  35. ^ a b c "UBC students partner with City of Kelowna to recognize heritage sites" (Archive). University of British Columbia. August 5, 2010. Retrieved on January 27, 2015.
  36. ^ Hayes, Robert M. "Lum Lock and Quon Ho" (Archive). Kelowna Daily Courier. Circa March 2014. Retrieved on January 27, 2015.
  37. ^ a b Macauley, Thomas. "Old Kelowna Chinatown recognized as historic" (Archive). The Phoenix News. October 18, 2010. Retrieved on January 26, 2015.

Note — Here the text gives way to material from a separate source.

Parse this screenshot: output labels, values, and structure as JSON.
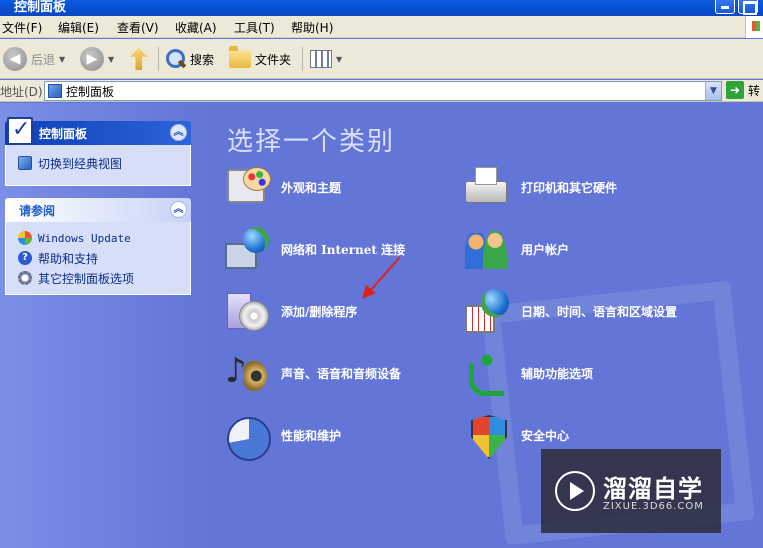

  38. ^ "Heritage Building 1435 Water St - Chinese Store (Kelowna Museum, 470 Queensway)." City of Kelowna. Retrieved on January 27, 2015.
  39. ^ Memo 2030 draft 20-year Servicing Plan and Financial Strategy Transportation Network - R. Cleveland & J. Behl, City of Kelowna
  40. ^ TAC Sustainable Urban Transportation Award Submission - Mahesh Tripathi
  41. ^ Central Okanagan i-go, Transit</]
  42. ^ "SOPA Gallery of Fine Arts". Retrieved 2011-05-05. 
  43. ^ "Alternator Gallery for Contemporary Art". Retrieved 2011-05-05. 
  44. ^ "Rotary Centre for the Arts". Rotary Centre for the Arts. Retrieved 2011-05-05. 
  45. ^ Kelowna Art Gallery
  46. ^ "Kelowna Community Theatre". Kelowna Community Theatre. 2011-04-27. Retrieved 2011-05-05. 
  47. ^ [2]
  48. ^ Japanese Garden Research Network, Inc. "Kasugai Gardens". Retrieved 2011-05-05. 
  49. ^ "Carte des écoles." Conseil scolaire francophone de la Colombie-Britanique. Retrieved on 22 January 2015.
  50. ^ Branches - Okanagan Regional Library
  51. ^ "Sister Cities". City of Kelowna. Retrieved 2007-09-26. 

External links[edit]

Coordinates: 49°52′48″N 119°26′37″W / 49.8801°N 119.4436°W / 49.8801; -119.4436